Dear Executive Staff of The Center,
Please allow me to introduce myself. My name is Bill Hummel. I currently supervise a team of detectives who investigate child deaths, child sexual assaults and serious child abuses in the Crimes Against Children Unit with the Aurora Police Department. I have proudly served my community as a gay police officer since 2011.
I am writing to you because I am quite disheartened to learn that police officers would not be welcomed at Denver’s PrideFest. I vividly remember beginning my career in law enforcement and being absolutely mortified of how I would ever progress in such a career as a gay man. After my initial training and more exposure to the organization, I would come to find that dozens of openly gay men and women work for the Aurora Police Department. I heard stories from them about how they paved the way for young officers like me to be able to work in the field as an openly gay cop. Decades ago, I would have been hazed and fired for being gay.
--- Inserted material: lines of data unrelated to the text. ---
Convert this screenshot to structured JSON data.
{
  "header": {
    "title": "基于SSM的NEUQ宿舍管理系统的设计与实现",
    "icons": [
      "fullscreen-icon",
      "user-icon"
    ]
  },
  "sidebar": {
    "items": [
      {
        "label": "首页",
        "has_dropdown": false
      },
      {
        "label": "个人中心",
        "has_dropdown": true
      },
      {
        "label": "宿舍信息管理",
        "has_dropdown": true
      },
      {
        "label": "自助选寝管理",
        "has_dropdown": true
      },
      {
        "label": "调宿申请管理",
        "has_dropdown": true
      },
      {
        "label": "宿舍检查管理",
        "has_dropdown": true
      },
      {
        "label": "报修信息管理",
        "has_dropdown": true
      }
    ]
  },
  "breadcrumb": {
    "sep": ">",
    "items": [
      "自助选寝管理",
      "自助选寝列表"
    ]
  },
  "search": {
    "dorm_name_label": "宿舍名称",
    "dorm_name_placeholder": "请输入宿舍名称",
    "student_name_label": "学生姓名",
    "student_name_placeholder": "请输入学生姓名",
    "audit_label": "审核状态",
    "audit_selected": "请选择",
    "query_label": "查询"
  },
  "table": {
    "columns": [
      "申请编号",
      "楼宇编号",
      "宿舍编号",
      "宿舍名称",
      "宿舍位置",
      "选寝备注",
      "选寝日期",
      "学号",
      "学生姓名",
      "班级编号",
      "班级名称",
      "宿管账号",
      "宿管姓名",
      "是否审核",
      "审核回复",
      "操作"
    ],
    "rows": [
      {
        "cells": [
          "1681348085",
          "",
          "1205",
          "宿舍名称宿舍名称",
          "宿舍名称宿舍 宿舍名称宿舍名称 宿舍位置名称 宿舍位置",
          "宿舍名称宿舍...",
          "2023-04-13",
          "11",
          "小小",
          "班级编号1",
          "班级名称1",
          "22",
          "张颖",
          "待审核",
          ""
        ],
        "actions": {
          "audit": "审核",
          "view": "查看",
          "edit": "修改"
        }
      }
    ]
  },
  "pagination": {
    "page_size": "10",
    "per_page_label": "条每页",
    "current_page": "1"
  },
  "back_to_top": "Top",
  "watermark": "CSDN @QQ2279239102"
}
In 2015, I finally got up the personal courage to march with APD in the PrideFest parade. I had tears rolling down my face as I walked westbound on that mile stretch of Colfax. Not only did I come out of the closet, but I was marching in my police uniform in front of the whole world. I will never forget when we neared Clarkson Street and my Mom ran out in the middle of Colfax Avenue to hug her gay police officer son. I had come so far and I finally understood why the festivities were referred to as “Pride.” I spent the next several years much more involved in the events. I organized more officers, I worked to recruit more LGBTQ applicants, I helped build floats, I worked with local businesses to have patrol cars wrapped in rainbow logos and I saw the birth of an Aurora Pride. A now-retired colleague called us “faggots” behind our backs while we organized. He went on to file complaints to city leadership that APD was marching for a “special interest group,” that being the LGBTQ community. Some members of the community spewed anti-gay hate while APD ramped-up efforts to be more outwardly involved in pride and fostered the concept of inclusivity.
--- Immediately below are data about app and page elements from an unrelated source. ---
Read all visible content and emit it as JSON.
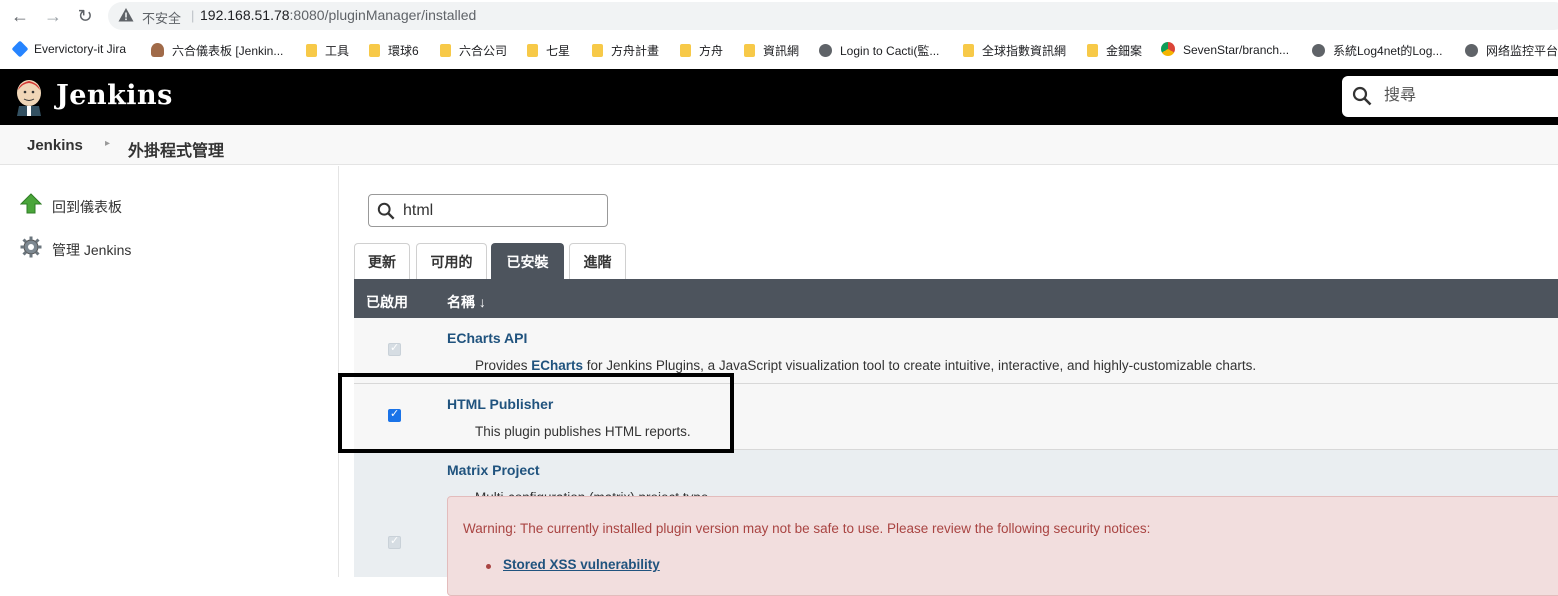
{
  "browser": {
    "insecure_label": "不安全",
    "url_host": "192.168.51.78",
    "url_rest": ":8080/pluginManager/installed",
    "bookmarks": [
      {
        "label": "Evervictory-it Jira",
        "icon": "jira-icon"
      },
      {
        "label": "六合儀表板 [Jenkin...",
        "icon": "avatar-icon"
      },
      {
        "label": "工具",
        "icon": "folder-icon"
      },
      {
        "label": "環球6",
        "icon": "folder-icon"
      },
      {
        "label": "六合公司",
        "icon": "folder-icon"
      },
      {
        "label": "七星",
        "icon": "folder-icon"
      },
      {
        "label": "方舟計畫",
        "icon": "folder-icon"
      },
      {
        "label": "方舟",
        "icon": "folder-icon"
      },
      {
        "label": "資訊網",
        "icon": "folder-icon"
      },
      {
        "label": "Login to Cacti(監...",
        "icon": "globe-icon"
      },
      {
        "label": "全球指數資訊網",
        "icon": "folder-icon"
      },
      {
        "label": "金鈿案",
        "icon": "folder-icon"
      },
      {
        "label": "SevenStar/branch...",
        "icon": "chrome-icon"
      },
      {
        "label": "系統Log4net的Log...",
        "icon": "globe-icon"
      },
      {
        "label": "网络监控平台",
        "icon": "globe-icon"
      }
    ]
  },
  "header": {
    "title": "Jenkins",
    "search_placeholder": "搜尋"
  },
  "breadcrumb": {
    "root": "Jenkins",
    "current": "外掛程式管理"
  },
  "sidebar": {
    "items": [
      {
        "label": "回到儀表板",
        "icon": "up-arrow-icon"
      },
      {
        "label": "管理 Jenkins",
        "icon": "gear-icon"
      }
    ]
  },
  "main": {
    "filter_value": "html",
    "tabs": [
      {
        "label": "更新"
      },
      {
        "label": "可用的"
      },
      {
        "label": "已安裝"
      },
      {
        "label": "進階"
      }
    ],
    "active_tab": "已安裝",
    "columns": {
      "enabled": "已啟用",
      "name": "名稱 ↓"
    },
    "plugins": [
      {
        "name": "ECharts API",
        "desc_prefix": "Provides ",
        "desc_link": "ECharts",
        "desc_suffix": " for Jenkins Plugins, a JavaScript visualization tool to create intuitive, interactive, and highly-customizable charts.",
        "enabled": true,
        "editable": false
      },
      {
        "name": "HTML Publisher",
        "desc": "This plugin publishes HTML reports.",
        "enabled": true,
        "editable": true
      },
      {
        "name": "Matrix Project",
        "desc": "Multi-configuration (matrix) project type.",
        "enabled": true,
        "editable": false,
        "warning": "Warning: The currently installed plugin version may not be safe to use. Please review the following security notices:",
        "warning_link": "Stored XSS vulnerability"
      }
    ]
  }
}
In the last several decades, society has progressed in remarkable ways. In the 1960s police were beating gay people and now I am serving as a gay police officer. The Aurora Police Department has worked so hard to bridge the gap between police and our incredibly diverse community- I know this because I have personally been a part of that effort on many levels. Your decision to exclude the APD from marching in the Pride Fest undermines so much work that my colleagues and I have done. Rather than fighting for inclusivity, you are excluding a group of gay, lesbian and transgendered people from participating. How are we to be a part of the change if you won’t have us at all? Your decision to exclude APD Officers from participating represents an unfair condemnation of our entire profession. Such a blanket condemnation of all LGBTQ people would be abhorrent.
I am acutely aware of perceptions and of a strained relationship between police and communities across the nation. I wholeheartedly agree in police reform and getting to a place where our community trusts their police. Legislation, transparent practices and a raw dialogue are some things that will help us accomplish this. But, Executive Staff Members, exclusion is not the answer. Excluding the police and further fracturing the relationship that we are working to repair is not how we accomplish change.
There may be a small faction that does not want police present, but I do not believe for a second that the majority of the LGBTQ community wishes to exclude APD. The parade route resembles a standing ovation when my colleagues and I walk through- I have seen it year after year. We are an integral part of our community and should be treated with the same respect that is given to others. I am a police officer by profession, but I must remind you that behind my badge is a beating human heart full of love for my LGBTQ friends and family. I humbly request you to reconsider your decision to oust the APD from a celebration that is fundamentally built on inclusion.
Sergeant Bill Hummel
Aurora Police Department
Crimes Against Children Unit